about his not inconsiderable artistic side. This includes a canon
of poetry that has appeared in various literary journals, and his
published collection of poems "Russian Chronicles." The author
of several plays presented at NJ Rep, Gabor also produced "On
Golden Pond," with Kim Hunter (during the first season) and "Memoir"
(a play about Sarah Bernhardt) with Salome Jens and "Best Kept
Secrets," with Katherine Houghton.
The next production, opening Friday, June 21, is the world premiere
of "Panama," by Michael T. Folie, author of "An Unhappy
Woman," "Naked By the River," and "Slave Shack"
(another premiere presented by the company in April). "Panama"
is described as a bizarre comedy that is a combination of the ultimate
road trip and a middle-aged crisis.
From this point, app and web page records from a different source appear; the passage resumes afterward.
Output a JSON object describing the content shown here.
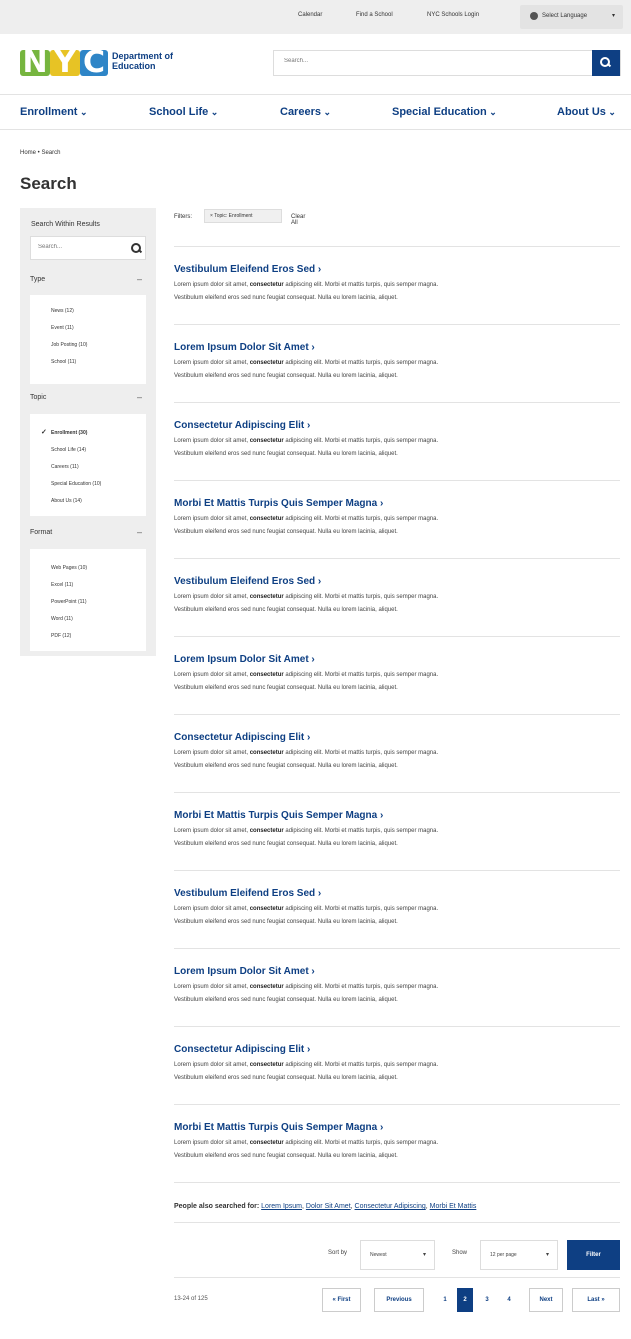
{
  "utility": {
    "calendar": "Calendar",
    "find_school": "Find a School",
    "login": "NYC Schools Login",
    "language": "Select Language"
  },
  "logo": {
    "letters": [
      "N",
      "Y",
      "C"
    ],
    "text": "Department of Education"
  },
  "search": {
    "placeholder": "Search..."
  },
  "nav": [
    "Enrollment",
    "School Life",
    "Careers",
    "Special Education",
    "About Us"
  ],
  "breadcrumb": "Home  •  Search",
  "page_title": "Search",
  "sidebar": {
    "heading": "Search Within Results",
    "placeholder": "Search...",
    "facets": [
      {
        "title": "Type",
        "items": [
          "News (12)",
          "Event (11)",
          "Job Posting (10)",
          "School (11)"
        ]
      },
      {
        "title": "Topic",
        "items": [
          "Enrollment (30)",
          "School Life (14)",
          "Careers (11)",
          "Special Education (10)",
          "About Us (14)"
        ]
      },
      {
        "title": "Format",
        "items": [
          "Web Pages (10)",
          "Excel (11)",
          "PowerPoint (11)",
          "Word (11)",
          "PDF (12)"
        ]
      }
    ]
  },
  "filters": {
    "label": "Filters:",
    "chip": "× Topic: Enrollment",
    "clear": "Clear All"
  },
  "results": [
    {
      "title": "Vestibulum Eleifend Eros Sed ›"
    },
    {
      "title": "Lorem Ipsum Dolor Sit Amet ›"
    },
    {
      "title": "Consectetur Adipiscing Elit ›"
    },
    {
      "title": "Morbi Et Mattis Turpis Quis Semper Magna ›"
    },
    {
      "title": "Vestibulum Eleifend Eros Sed ›"
    },
    {
      "title": "Lorem Ipsum Dolor Sit Amet ›"
    },
    {
      "title": "Consectetur Adipiscing Elit ›"
    },
    {
      "title": "Morbi Et Mattis Turpis Quis Semper Magna ›"
    },
    {
      "title": "Vestibulum Eleifend Eros Sed ›"
    },
    {
      "title": "Lorem Ipsum Dolor Sit Amet ›"
    },
    {
      "title": "Consectetur Adipiscing Elit ›"
    },
    {
      "title": "Morbi Et Mattis Turpis Quis Semper Magna ›"
    }
  ],
  "snippet": {
    "before": "Lorem ipsum dolor sit amet, ",
    "bold": "consectetur",
    "after": " adipiscing elit. Morbi et mattis turpis, quis semper magna.",
    "line2": "Vestibulum eleifend eros sed nunc feugiat consequat. Nulla eu lorem lacinia, aliquet."
  },
  "also": {
    "label": "People also searched for:",
    "links": [
      "Lorem Ipsum",
      "Dolor Sit Amet",
      "Consectetur Adipiscing",
      "Morbi Et Mattis"
    ]
  },
  "sort": {
    "label": "Sort by",
    "value": "Newest",
    "show_label": "Show",
    "show_value": "12 per page",
    "filter_button": "Filter"
  },
  "pagination": {
    "count": "13-24 of 125",
    "first": "« First",
    "previous": "Previous",
    "pages": [
      "1",
      "2",
      "3",
      "4"
    ],
    "current": "2",
    "next": "Next",
    "last": "Last »"
  },
  "colors": {
    "brand": "#0e3f83",
    "logo_n": "#76b53f",
    "logo_y": "#e7c325",
    "logo_c": "#2e85c7",
    "panel": "#eeeeee"
  }
}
Its characters seek to discover
the secret of eternal life, while refuting social norms and moral
and ethical standards. Folie demonstrates a command of several types
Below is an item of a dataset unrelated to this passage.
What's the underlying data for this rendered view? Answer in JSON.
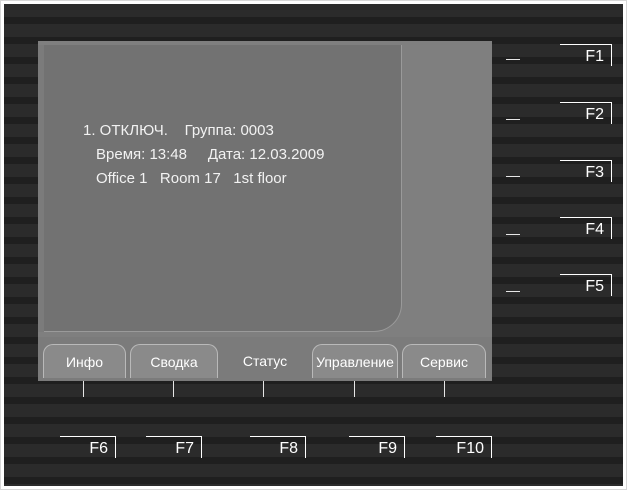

of comedy here, with elements reminiscent of both Samuel Beckett and
Monty Python. "Panama" plays through July 14.
The season continues with the New Jersey premiere of "Maggie Rose"
by Kim Carney," Beginning August 8 and running to September 8. This
is followed by yet another world premiere, "Winterizing the Summer
House" by Gino Dilorio. Clearly the couple’s commitment to serving
up a banquet of new work is humming along.
"We want to establish an institution with a strong enough infrastructure
that it will go on without us. Our egos are not wrapped up in this.
When we walk away, and we will some day," says Gabor, "we
expect that the theater will continue on its course." Despite
the fact that SuzAnne tells me that attendance has doubled in four
years, I take this as a reference to that "relentless nosedive
— Simon Saltzman
179 Broadway, Long Branch, 732-229-3166. Opening night for the show
that plays Thursdays through Saturdays at 8 p.m., and Sundays at 2
p.m. through July 28. $30. Friday, June 21, 8 p.m.
Corrections or additions?
This page is published by PrincetonInfo.com
— the web site for U.S. 1 Newspaper in Princeton, New Jersey.